Affiliation: Department of Immunology and Microbial Science, The Scripps Research Institute, La Jolla, California 92037, USA.

ABSTRACT

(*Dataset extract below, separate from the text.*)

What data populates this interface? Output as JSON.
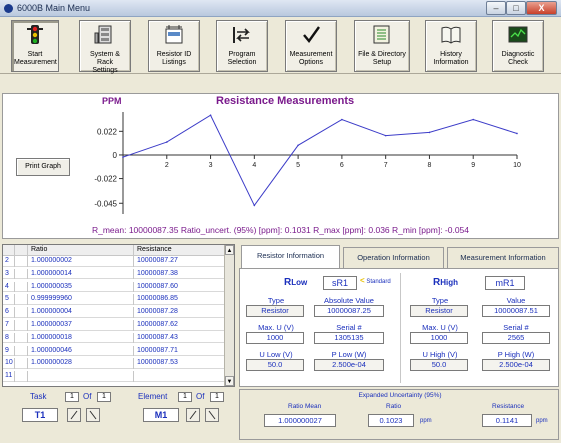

Hypoxia-inducible factor-1 (HIF-1) plays a central role in tumor progression by regulating genes involved in proliferation, glycolysis, angiogenesis, and metastasis. To improve our understanding of HIF-1 regulation by kinome, we screened a kinase-specific small interference RNA library using a hypoxia-response element (HRE) luciferase reporter assay under hypoxic conditions. This screen determined that depletion of cellular SMG-1 kinase most significantly modified cellular HIF-1 activity in hypoxia. SMG-1 is the newest and least studied member of the phosphoinositide 3-kinase-related kinase family, which consists of ATM, ATR, DNA-PKcs, mTOR, and SMG-1. We individually depleted members of the phosphoinositide 3-kinase-related kinase family, and only SMG-1 deficiency significantly augmented HIF-1 activity in hypoxia. We subsequently discovered that SMG-1 kinase activity was activated by hypoxia, and depletion of SMG-1 up-regulated MAPK activity under low oxygen. Suppressing cellular MAPK by silencing ERK1/2 or by treatment with U0126, a MAPK inhibitor, partially blocked the escalation of HIF-1 activity resulting from SMG-1 deficiency in hypoxic cells. Increased expression of SMG-1 but not kinase-dead SMG-1 effectively inhibited the activity of HIF-1alpha. In addition, cellular SMG-1 deficiency increased secretion of the HIF-1alpha-regulated angiogenic factor, vascular epidermal growth factor, and survival factor, carbonic anhydrase IX (CA9), as well as promoted the hypoxic cell motility. Taken together, we discovered that SMG-1 negatively regulated HIF-1alpha activity in hypoxia, in part through blocking MAPK activation.

Show MeSH
Related in: MedlinePlus